[Source records]
◇ ◇ ◇ ◇ ◇ ◇ ◇

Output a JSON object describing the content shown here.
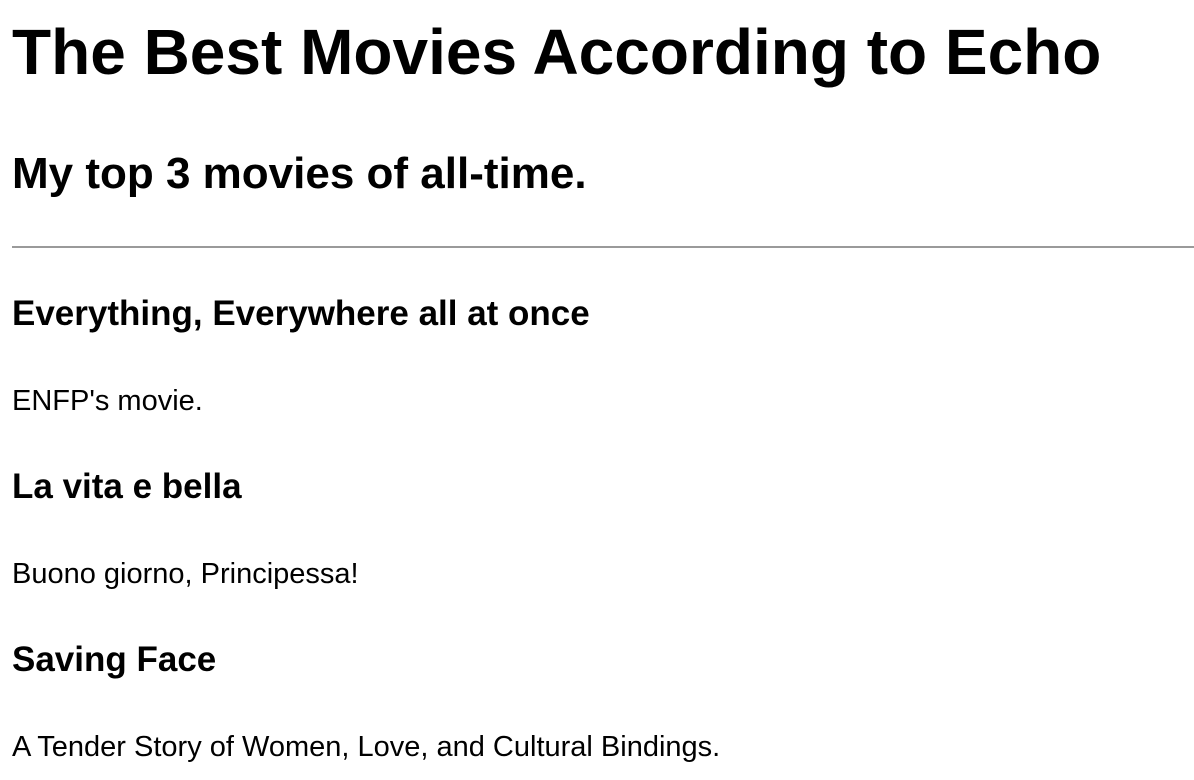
{
  "header": {
    "title": "The Best Movies According to Echo",
    "subtitle": "My top 3 movies of all-time."
  },
  "movies": [
    {
      "title": "Everything, Everywhere all at once",
      "description": "ENFP's movie."
    },
    {
      "title": "La vita e bella",
      "description": "Buono giorno, Principessa!"
    },
    {
      "title": "Saving Face",
      "description": "A Tender Story of Women, Love, and Cultural Bindings."
    }
  ]
}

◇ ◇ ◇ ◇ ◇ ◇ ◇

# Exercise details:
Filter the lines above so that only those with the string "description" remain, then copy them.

# Completed task:
      "description": "ENFP's movie."
      "description": "Buono giorno, Principessa!"
      "description": "A Tender Story of Women, Love, and Cultural Bindings."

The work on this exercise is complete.